The Open Geospatial Consortium (OGC) seeks public comment on the draft Charter for a proposed ‘OGC API – Catalogues’ Standards Working Group (SWG) and Geopose Standards Working Group
The purpose of this Standards Working Group is to develop a new version of the OGC Catalogue Service standard for the World Wide Web.
The current versions of the catalogue standards (i.e. CAT 2.0, CAT 3.0) — developed in the early 2000s — are implemented in an operation-oriented XML/RPC manner that has contributed significantly to building distributed catalogue systems but this legacy no longer fits with current web search and discovery practices.
The next version (“OGC API – Catalogues”) will remedy this shortcoming and bring OGC catalogue standards into closer alignment with both modern Web usage and the practices laid out in the Spatial Data on the Web Best Practices document jointly developed by OGC and W3C.
The main purpose of this SWG will be to develop and propose a standard for geographically-anchored poses (geopose) with 6 degrees of freedom referenced to one or more standardized Coordinate Reference Systems.
The combination of position (up/down [z], left/right [x] and forward/backward [y]) and orientation (pitch, roll, and yaw) with 6 degrees of freedom for objects in computer graphics and robotics is usually referred to as the object’s “pose.” Pose can be expressed as being in relation to other objects and/or to the user. When a pose is defined relative to a geographical frame of reference or coordinate system, it will be called a geographically anchored pose, or ‘geopose’ for short.
An object with a geopose may be any real physical object. This includes objects such as AR display devices (proxy for a user’s eyes), vehicles, robots, or even a park bench. It may also be a digital object like a BIM model, a computer game asset, the origin and orientation of the local coordinate system of an AR device, or a point-cloud dataset.
All physical world objects inherently have a geographically-anchored pose.

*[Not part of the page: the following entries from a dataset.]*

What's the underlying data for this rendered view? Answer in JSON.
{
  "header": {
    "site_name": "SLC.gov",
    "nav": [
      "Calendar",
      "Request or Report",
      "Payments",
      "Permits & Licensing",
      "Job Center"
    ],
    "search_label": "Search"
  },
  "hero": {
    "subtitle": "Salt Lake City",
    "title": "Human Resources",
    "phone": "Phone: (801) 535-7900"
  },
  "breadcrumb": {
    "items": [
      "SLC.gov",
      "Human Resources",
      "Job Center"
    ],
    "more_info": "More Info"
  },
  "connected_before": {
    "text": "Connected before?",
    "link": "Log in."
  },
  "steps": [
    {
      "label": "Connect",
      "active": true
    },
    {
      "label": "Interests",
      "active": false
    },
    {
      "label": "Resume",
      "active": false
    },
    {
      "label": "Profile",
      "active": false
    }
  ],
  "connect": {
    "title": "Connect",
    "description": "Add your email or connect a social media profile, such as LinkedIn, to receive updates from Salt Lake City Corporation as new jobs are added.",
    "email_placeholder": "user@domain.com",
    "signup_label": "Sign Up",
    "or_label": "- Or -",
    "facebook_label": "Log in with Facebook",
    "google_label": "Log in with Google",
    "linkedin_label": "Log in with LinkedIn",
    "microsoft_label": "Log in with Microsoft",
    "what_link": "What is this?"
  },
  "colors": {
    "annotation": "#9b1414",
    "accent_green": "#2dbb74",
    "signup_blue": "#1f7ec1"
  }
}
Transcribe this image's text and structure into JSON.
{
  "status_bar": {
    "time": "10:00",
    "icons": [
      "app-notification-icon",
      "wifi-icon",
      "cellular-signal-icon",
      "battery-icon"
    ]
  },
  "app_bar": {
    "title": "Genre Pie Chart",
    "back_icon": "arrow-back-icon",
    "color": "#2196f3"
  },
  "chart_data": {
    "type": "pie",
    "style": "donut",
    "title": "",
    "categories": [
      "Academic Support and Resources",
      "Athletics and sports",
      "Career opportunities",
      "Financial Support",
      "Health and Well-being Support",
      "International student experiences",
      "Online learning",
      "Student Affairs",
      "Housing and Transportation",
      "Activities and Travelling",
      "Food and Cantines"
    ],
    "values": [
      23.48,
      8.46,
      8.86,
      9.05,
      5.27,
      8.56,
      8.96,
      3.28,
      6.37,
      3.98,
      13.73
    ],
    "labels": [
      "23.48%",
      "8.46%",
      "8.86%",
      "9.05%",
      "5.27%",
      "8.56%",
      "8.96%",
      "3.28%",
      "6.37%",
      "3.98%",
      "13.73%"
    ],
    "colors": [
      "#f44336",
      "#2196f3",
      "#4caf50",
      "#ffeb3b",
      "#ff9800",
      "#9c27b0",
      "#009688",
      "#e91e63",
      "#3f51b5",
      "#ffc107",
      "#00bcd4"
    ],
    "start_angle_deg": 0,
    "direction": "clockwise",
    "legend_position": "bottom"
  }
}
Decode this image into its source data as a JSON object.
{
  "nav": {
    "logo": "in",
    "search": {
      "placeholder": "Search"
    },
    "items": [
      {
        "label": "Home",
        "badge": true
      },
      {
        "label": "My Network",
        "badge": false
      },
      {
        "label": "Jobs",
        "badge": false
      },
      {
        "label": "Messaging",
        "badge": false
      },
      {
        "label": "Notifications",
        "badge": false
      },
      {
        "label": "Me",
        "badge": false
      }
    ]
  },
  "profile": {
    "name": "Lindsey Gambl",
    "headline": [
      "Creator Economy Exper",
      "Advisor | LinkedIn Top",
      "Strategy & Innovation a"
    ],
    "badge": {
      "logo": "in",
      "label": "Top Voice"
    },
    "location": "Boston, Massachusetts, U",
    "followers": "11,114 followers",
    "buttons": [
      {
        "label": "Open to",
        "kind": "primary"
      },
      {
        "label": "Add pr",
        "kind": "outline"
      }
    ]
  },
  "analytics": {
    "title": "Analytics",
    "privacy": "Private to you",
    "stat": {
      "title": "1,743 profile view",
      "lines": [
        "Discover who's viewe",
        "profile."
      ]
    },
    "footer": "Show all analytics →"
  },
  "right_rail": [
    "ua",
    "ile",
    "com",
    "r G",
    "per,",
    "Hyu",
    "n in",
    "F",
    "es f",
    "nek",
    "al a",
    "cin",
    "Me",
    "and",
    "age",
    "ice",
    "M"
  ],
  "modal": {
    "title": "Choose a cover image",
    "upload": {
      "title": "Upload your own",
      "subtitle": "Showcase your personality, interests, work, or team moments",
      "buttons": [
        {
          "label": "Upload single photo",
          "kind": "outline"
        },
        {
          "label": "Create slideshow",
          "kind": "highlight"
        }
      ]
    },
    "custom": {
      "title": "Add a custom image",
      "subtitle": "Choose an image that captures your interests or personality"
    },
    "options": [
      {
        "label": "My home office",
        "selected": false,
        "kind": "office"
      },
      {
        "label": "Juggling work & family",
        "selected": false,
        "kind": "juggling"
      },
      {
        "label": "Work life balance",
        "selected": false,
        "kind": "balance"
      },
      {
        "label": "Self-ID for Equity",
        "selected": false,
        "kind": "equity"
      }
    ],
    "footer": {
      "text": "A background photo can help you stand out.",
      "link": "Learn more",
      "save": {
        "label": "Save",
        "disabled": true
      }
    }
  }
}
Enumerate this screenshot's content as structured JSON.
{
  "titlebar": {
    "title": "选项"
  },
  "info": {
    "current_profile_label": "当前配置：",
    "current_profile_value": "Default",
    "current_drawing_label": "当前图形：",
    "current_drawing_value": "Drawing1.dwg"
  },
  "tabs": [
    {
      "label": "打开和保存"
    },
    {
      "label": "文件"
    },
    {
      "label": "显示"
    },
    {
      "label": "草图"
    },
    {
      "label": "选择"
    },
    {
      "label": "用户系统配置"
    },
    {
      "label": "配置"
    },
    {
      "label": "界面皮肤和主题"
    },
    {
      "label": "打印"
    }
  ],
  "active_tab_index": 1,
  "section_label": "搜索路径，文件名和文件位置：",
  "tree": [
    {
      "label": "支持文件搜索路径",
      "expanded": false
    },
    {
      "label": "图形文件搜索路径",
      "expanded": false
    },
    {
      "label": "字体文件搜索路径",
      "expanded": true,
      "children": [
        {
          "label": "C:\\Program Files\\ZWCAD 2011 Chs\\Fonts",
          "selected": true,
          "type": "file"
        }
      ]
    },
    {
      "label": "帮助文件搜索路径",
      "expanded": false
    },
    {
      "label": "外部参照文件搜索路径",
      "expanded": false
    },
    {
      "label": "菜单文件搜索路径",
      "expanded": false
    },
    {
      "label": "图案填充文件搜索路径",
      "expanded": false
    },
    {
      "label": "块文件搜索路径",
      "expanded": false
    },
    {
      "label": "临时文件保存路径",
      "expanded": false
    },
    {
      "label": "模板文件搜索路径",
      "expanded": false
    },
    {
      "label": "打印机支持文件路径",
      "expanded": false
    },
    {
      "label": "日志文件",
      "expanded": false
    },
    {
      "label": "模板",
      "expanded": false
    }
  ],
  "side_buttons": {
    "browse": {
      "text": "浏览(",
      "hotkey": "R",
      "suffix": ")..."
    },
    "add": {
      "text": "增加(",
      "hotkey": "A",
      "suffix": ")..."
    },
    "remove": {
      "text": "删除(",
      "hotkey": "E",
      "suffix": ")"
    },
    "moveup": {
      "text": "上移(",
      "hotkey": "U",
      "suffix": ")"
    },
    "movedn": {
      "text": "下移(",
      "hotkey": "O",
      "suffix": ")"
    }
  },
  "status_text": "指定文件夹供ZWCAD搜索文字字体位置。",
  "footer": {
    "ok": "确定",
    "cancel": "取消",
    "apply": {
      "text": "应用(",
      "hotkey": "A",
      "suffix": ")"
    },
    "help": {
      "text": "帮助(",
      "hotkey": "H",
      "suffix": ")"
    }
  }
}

Unfortunately, there is not a standard for universally expressing the pose in a manner that can be interpreted and used across the range of modern computing platforms.
The ability to specify the geopose of any object will aid in interoperability between real world 3D spatial computing systems, such as those under development for autonomous vehicles, augmented reality (AR), 3D map visualization, or any digital representation of the physical world or part therein (digital twins).
Members of the Geopose SWG will work towards defining an interoperable way to express, record, transform, and share the geopose of objects in a consistent manner across different applications, users, devices, services, and platforms.